Conservative Fantasy Meets Reality

Republican politicians must learn to stop listening to the right wing noise machine. In October, Mitt Romney looked foolish when he tried to repeat the claims of the right wing media about Libya, only to be corrected during the second debate. In the final days of the election, Romney was talking about momentum which wasn’t there and sounded optimistic about winning. I had wondered if Romney believed what he said, or if he thought that he could improve his chances by sounding optimistic, despite the polling results. It now looks like he really did believe the faulty predictions and theories about the polls coming from the right wing based upon interviews with Romney advisers:

“He was shellshocked,” one adviser said of Romney.

Romney and his campaign had gone into the evening confident they had a good path to victory, for emotional and intellectual reasons.
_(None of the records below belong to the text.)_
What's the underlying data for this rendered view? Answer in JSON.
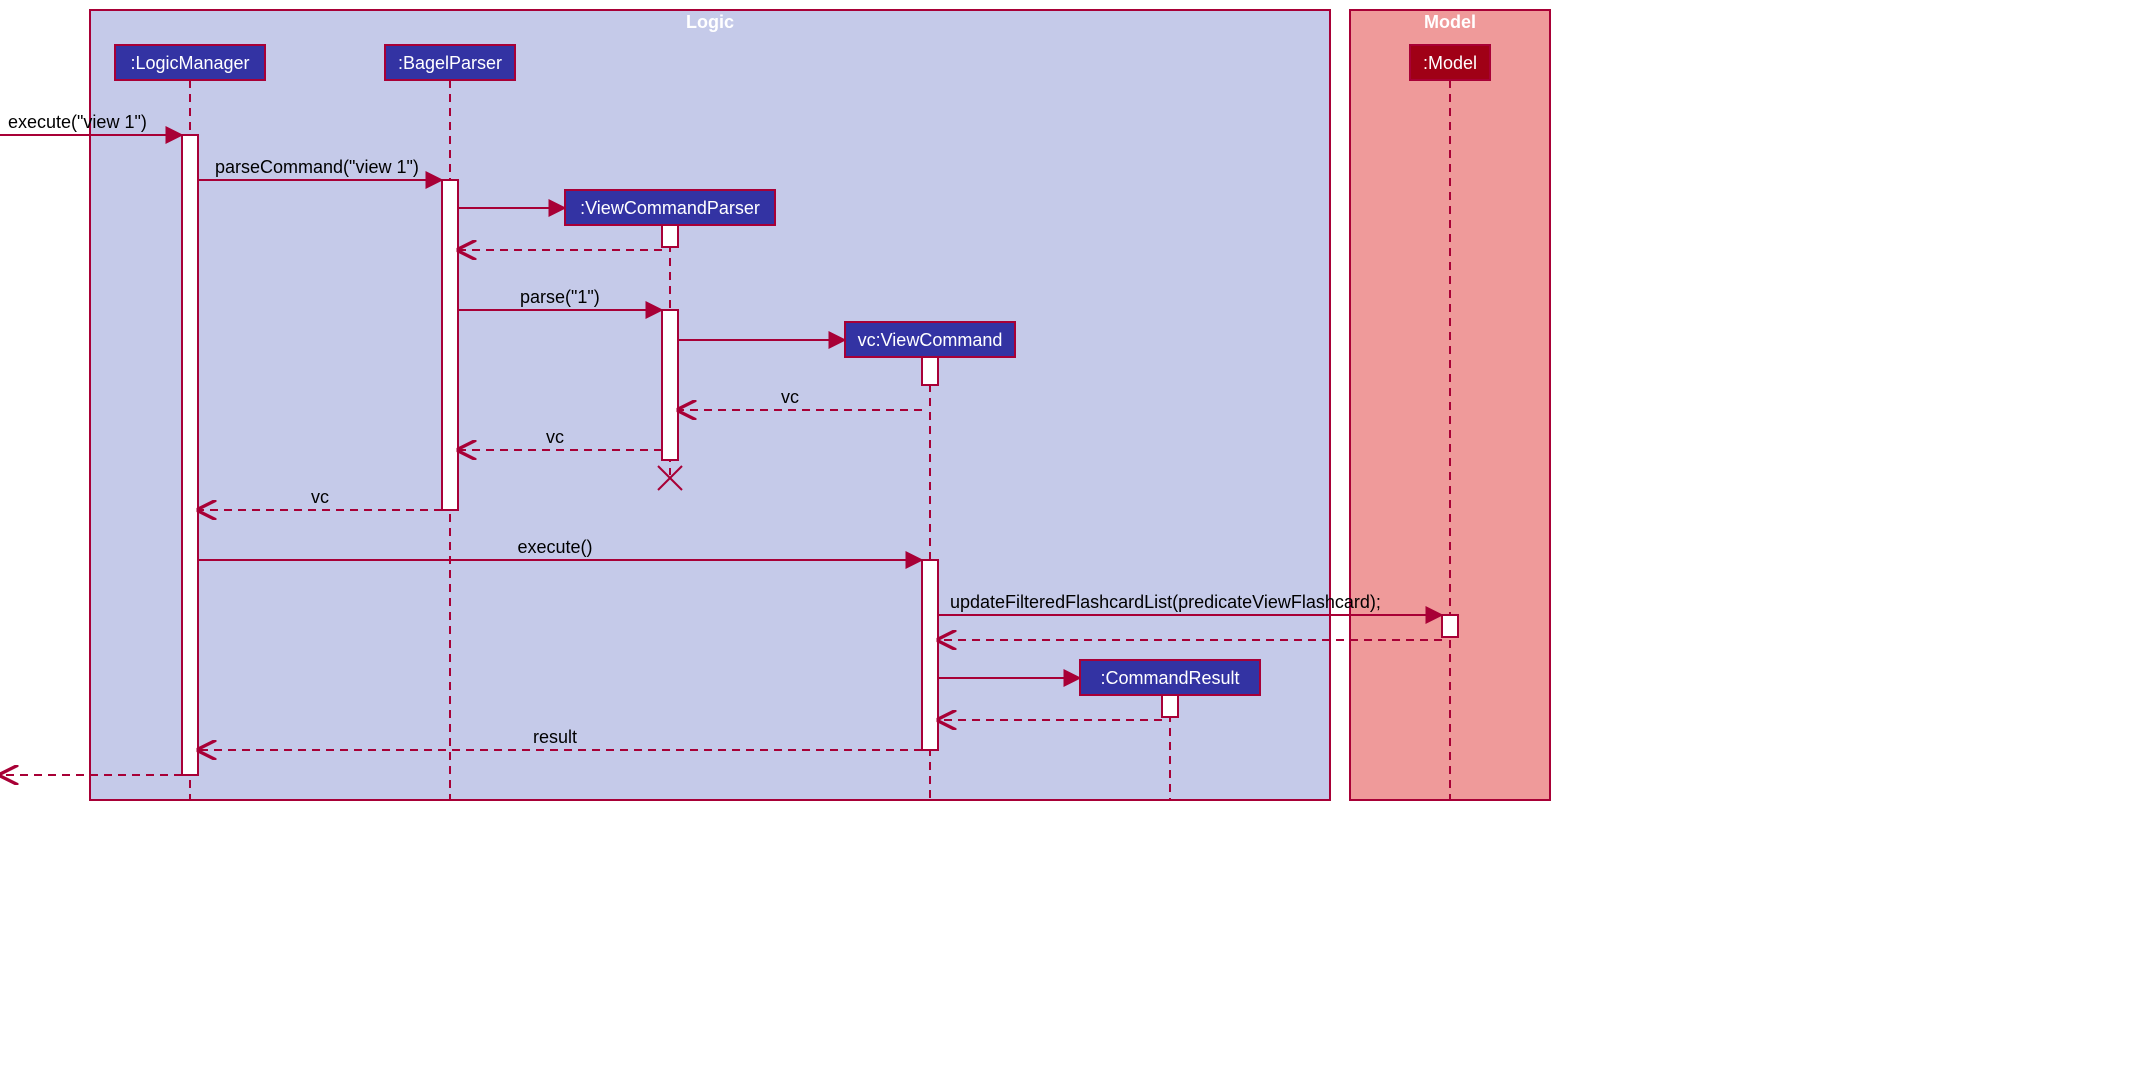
{
  "frames": {
    "logic": "Logic",
    "model": "Model"
  },
  "lifelines": {
    "logicManager": ":LogicManager",
    "bagelParser": ":BagelParser",
    "viewCommandParser": ":ViewCommandParser",
    "viewCommand": "vc:ViewCommand",
    "commandResult": ":CommandResult",
    "model": ":Model"
  },
  "messages": {
    "executeIn": "execute(\"view 1\")",
    "parseCommand": "parseCommand(\"view 1\")",
    "parse": "parse(\"1\")",
    "vc1": "vc",
    "vc2": "vc",
    "vc3": "vc",
    "execute": "execute()",
    "updateFiltered": "updateFilteredFlashcardList(predicateViewFlashcard);",
    "result": "result"
  },
  "colors": {
    "logicBg": "#c5cae9",
    "modelBg": "#ef9a9a",
    "boxBlue": "#3333a3",
    "boxDarkRed": "#a00016",
    "line": "#a80036"
  }
}
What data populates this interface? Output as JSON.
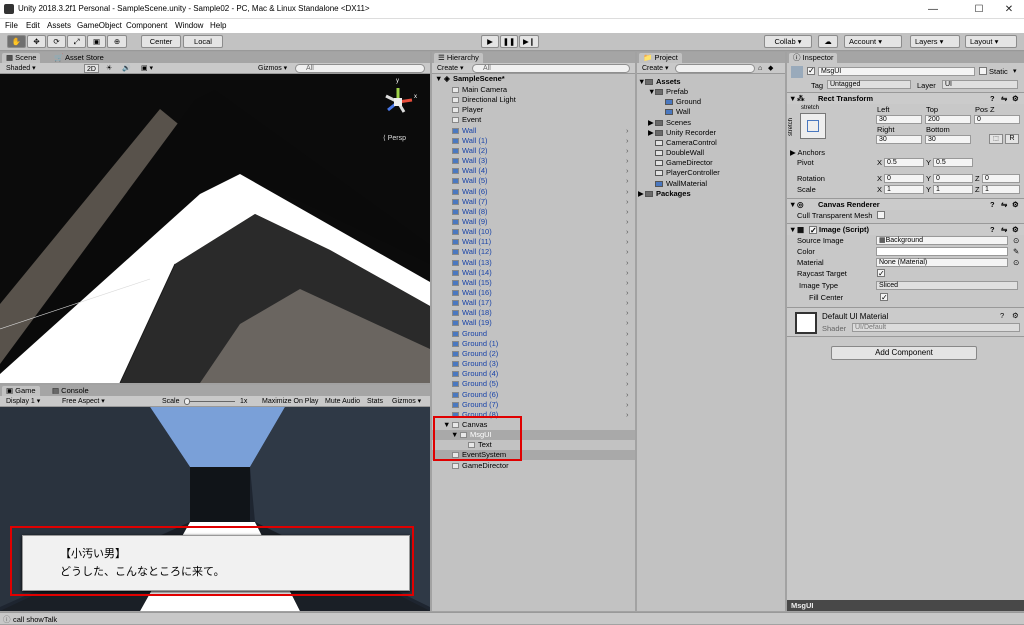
{
  "window": {
    "title": "Unity 2018.3.2f1 Personal - SampleScene.unity - Sample02 - PC, Mac & Linux Standalone <DX11>",
    "minimize": "—",
    "maximize": "☐",
    "close": "✕"
  },
  "menu": [
    "File",
    "Edit",
    "Assets",
    "GameObject",
    "Component",
    "Window",
    "Help"
  ],
  "toolbar": {
    "pivot_center": "Center",
    "pivot_local": "Local",
    "collab": "Collab ▾",
    "account": "Account",
    "layers": "Layers",
    "layout": "Layout"
  },
  "scene_panel": {
    "tabs": [
      "Scene",
      "Asset Store"
    ],
    "shading": "Shaded",
    "mode_2d": "2D",
    "gizmos": "Gizmos",
    "search_placeholder": "All",
    "persp_label": "Persp",
    "gizmo_y": "y",
    "gizmo_x": "x"
  },
  "game_panel": {
    "tabs": [
      "Game",
      "Console"
    ],
    "display": "Display 1",
    "aspect": "Free Aspect",
    "scale_label": "Scale",
    "scale_value": "1x",
    "maximize": "Maximize On Play",
    "mute": "Mute Audio",
    "stats": "Stats",
    "gizmos": "Gizmos",
    "dialog_speaker": "【小汚い男】",
    "dialog_text": "どうした、こんなところに来て。"
  },
  "hierarchy": {
    "tab": "Hierarchy",
    "create": "Create",
    "search_placeholder": "All",
    "scene": "SampleScene*",
    "items": [
      "Main Camera",
      "Directional Light",
      "Player",
      "Event",
      "Wall",
      "Wall (1)",
      "Wall (2)",
      "Wall (3)",
      "Wall (4)",
      "Wall (5)",
      "Wall (6)",
      "Wall (7)",
      "Wall (8)",
      "Wall (9)",
      "Wall (10)",
      "Wall (11)",
      "Wall (12)",
      "Wall (13)",
      "Wall (14)",
      "Wall (15)",
      "Wall (16)",
      "Wall (17)",
      "Wall (18)",
      "Wall (19)",
      "Ground",
      "Ground (1)",
      "Ground (2)",
      "Ground (3)",
      "Ground (4)",
      "Ground (5)",
      "Ground (6)",
      "Ground (7)",
      "Ground (8)",
      "Canvas",
      "MsgUI",
      "Text",
      "EventSystem",
      "GameDirector"
    ]
  },
  "project": {
    "tab": "Project",
    "create": "Create",
    "items": [
      "Assets",
      "Prefab",
      "Ground",
      "Wall",
      "Scenes",
      "Unity Recorder",
      "CameraControl",
      "DoubleWall",
      "GameDirector",
      "PlayerController",
      "WallMaterial",
      "Packages"
    ]
  },
  "inspector": {
    "tab": "Inspector",
    "object_name": "MsgUI",
    "static_label": "Static",
    "tag_label": "Tag",
    "tag_value": "Untagged",
    "layer_label": "Layer",
    "layer_value": "UI",
    "rect_transform": {
      "title": "Rect Transform",
      "stretch_top": "stretch",
      "stretch_side": "stretch",
      "left_label": "Left",
      "left": "30",
      "top_label": "Top",
      "top": "200",
      "posz_label": "Pos Z",
      "posz": "0",
      "right_label": "Right",
      "right": "30",
      "bottom_label": "Bottom",
      "bottom": "30",
      "r_button": "R",
      "anchors": "Anchors",
      "pivot_label": "Pivot",
      "pivot_x": "0.5",
      "pivot_y": "0.5",
      "rotation_label": "Rotation",
      "rot_x": "0",
      "rot_y": "0",
      "rot_z": "0",
      "scale_label": "Scale",
      "scale_x": "1",
      "scale_y": "1",
      "scale_z": "1",
      "x": "X",
      "y": "Y",
      "z": "Z"
    },
    "canvas_renderer": {
      "title": "Canvas Renderer",
      "cull": "Cull Transparent Mesh"
    },
    "image": {
      "title": "Image (Script)",
      "source_label": "Source Image",
      "source_value": "Background",
      "color_label": "Color",
      "material_label": "Material",
      "material_value": "None (Material)",
      "raycast_label": "Raycast Target",
      "image_type_label": "Image Type",
      "image_type_value": "Sliced",
      "fill_center_label": "Fill Center"
    },
    "material": {
      "name": "Default UI Material",
      "shader_label": "Shader",
      "shader_value": "UI/Default"
    },
    "add_component": "Add Component",
    "preview_label": "MsgUI"
  },
  "status_bar": {
    "message": "call showTalk"
  },
  "colors": {
    "highlight": "#e00000",
    "selection": "#8f8f8f",
    "unity_blue": "#1843a8"
  }
}
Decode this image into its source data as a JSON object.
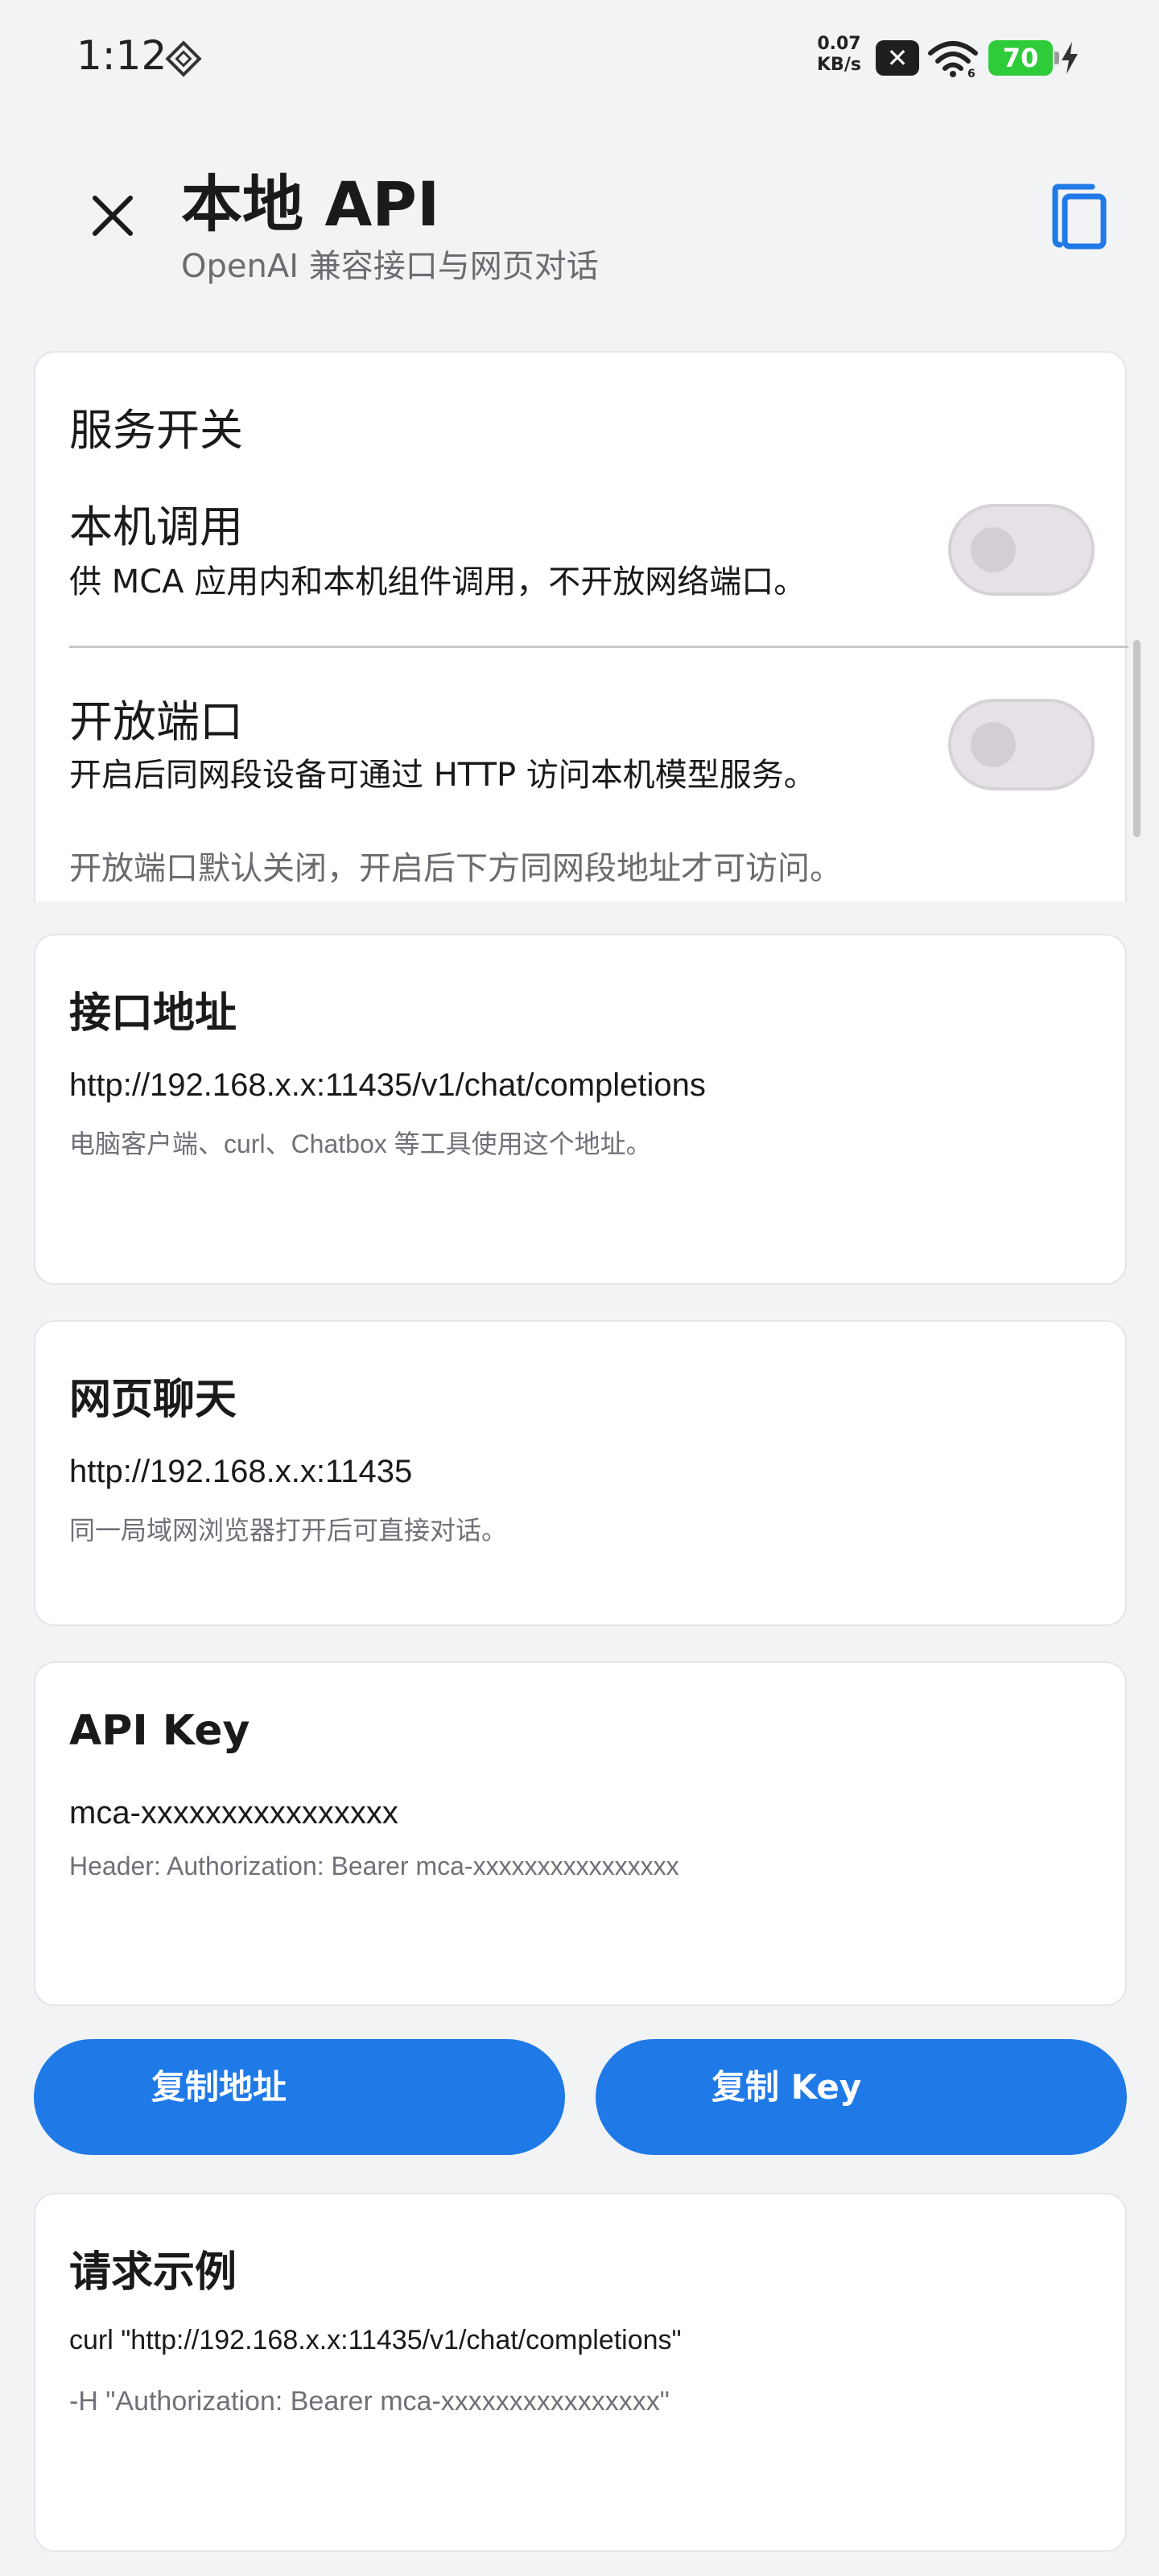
{
  "status_bar": {
    "time": "1:12",
    "net_speed_value": "0.07",
    "net_speed_unit": "KB/s",
    "battery": "70",
    "icons": [
      "cast-icon",
      "close-badge-icon",
      "wifi-icon",
      "battery-icon",
      "charging-bolt-icon"
    ]
  },
  "header": {
    "title": "本地 API",
    "subtitle": "OpenAI 兼容接口与网页对话",
    "close_icon": "close-icon",
    "copy_icon": "copy-icon"
  },
  "service": {
    "title": "服务开关",
    "local_call": {
      "title": "本机调用",
      "desc": "供 MCA 应用内和本机组件调用，不开放网络端口。",
      "enabled": false
    },
    "open_port": {
      "title": "开放端口",
      "desc": "开启后同网段设备可通过 HTTP 访问本机模型服务。",
      "enabled": false
    },
    "note": "开放端口默认关闭，开启后下方同网段地址才可访问。"
  },
  "endpoint": {
    "title": "接口地址",
    "value": "http://192.168.x.x:11435/v1/chat/completions",
    "hint": "电脑客户端、curl、Chatbox 等工具使用这个地址。"
  },
  "web_chat": {
    "title": "网页聊天",
    "value": "http://192.168.x.x:11435",
    "hint": "同一局域网浏览器打开后可直接对话。"
  },
  "api_key": {
    "title": "API Key",
    "value": "mca-xxxxxxxxxxxxxxxx",
    "hint": "Header: Authorization: Bearer mca-xxxxxxxxxxxxxxxx"
  },
  "buttons": {
    "copy_address": "复制地址",
    "copy_key": "复制 Key"
  },
  "example": {
    "title": "请求示例",
    "line1": "curl \"http://192.168.x.x:11435/v1/chat/completions\"",
    "line2": "-H \"Authorization: Bearer mca-xxxxxxxxxxxxxxxx\""
  },
  "colors": {
    "accent": "#1f7ae8",
    "background": "#f2f3f5",
    "card": "#ffffff",
    "battery": "#2fcc39"
  }
}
The huge and enthusiastic crowds in swing state after swing state in recent weeks – not only for Romney but also for Paul Ryan – bolstered what they believed intellectually: that Obama would not get the kind of turnout he had in 2008.

They thought intensity and enthusiasm were on their side this time – poll after poll showed Republicans were more motivated to vote than Democrats – and that would translate into votes for Romney.

As a result, they believed the public/media polls were skewed – they thought those polls oversampled Democrats and didn’t reflect Republican enthusiasm. They based their own internal polls on turnout levels more favorable to Romney. That was a grave miscalculation, as they would see on election night.

Those assumptions drove their campaign strategy: their internal polling showed them leading in key states, so they decided to make a play for a broad victory: go to places like Pennsylvania while also playing it safe in the last two weeks.

Those assessments were wrong.

The conservative media, which has considerable experience in denying reality, came up with alternative theories about the polls, and displayed their usual distrust of those who utilize actual facts. Conservative fantasy met reality on election night. Similarly we have seen conservative fantasy to justify war in Iraq, with some conservatives still believing Saddam was behind the 9/11 attack and had WMD. We see conservative fantasy economic theories, which do not work in the real world. We see conservative denial of science, including on evolution and climate change. Conservatives have their own alternative history, such as denying the fact that the Founding Fathers established the United States with a secular government characterized by separation of church and state, recognizing that this is essential to guarantee religious freedom.To prevent contamination from liberal (i.e. reality based) ideas, conservatives have their own descriptions of liberal beliefs, which are not held by any liberals in the actual world.

Even when the Republicans did attempt to use modern science, it comes as no surprise that they were not able to get it to work:

Mitt Romney’s campaign boasted for the past two weeks that it would outgun President Barack Obama’s team in the Democrats’ area of strength — voter-targeting. It would use a state-of-the-art system called ORCA, named for the killer whale, that cost substantial resources to build over months.

Instead, Romney campaign officials were mostly flying without instruments on Election Day.

Numerous Republicans in and around the Romney campaign called the ORCA platform a total bust, stranding thousands of volunteers without a way of reporting data back to headquarters and leaving Romney central command without a clear view of developments on the ground.
One conservative blogger, who does sound like he has a good grasp of using computer technology, described many flaws in the system:

From the very start there were warning signs. After signing up, you were invited to take part in nightly conference calls. The calls were more of the slick marketing speech type than helpful training sessions. There was a lot of “rah-rahs” and lofty talk about how this would change the ballgame.

Working primarily as a web developer, I had some serious questions. Things like “Has this been stress tested?”, “Is there redundancy in place?” and “What steps have been taken to combat a coordinated DDOS attack or the like?”, among others. These types of questions were brushed aside (truth be told, they never took one of my questions). They assured us that the system had been relentlessly tested and would be a tremendous success.

It might be too much to expect the conservative movement, beyond a minority with experience, to effectively utilize science and technology. Perhaps rather than trying to use ORCA, the Romney campaign should have spent the day praying for victory. That wouldn’t have done them any more good, but at least it is a concept they understand.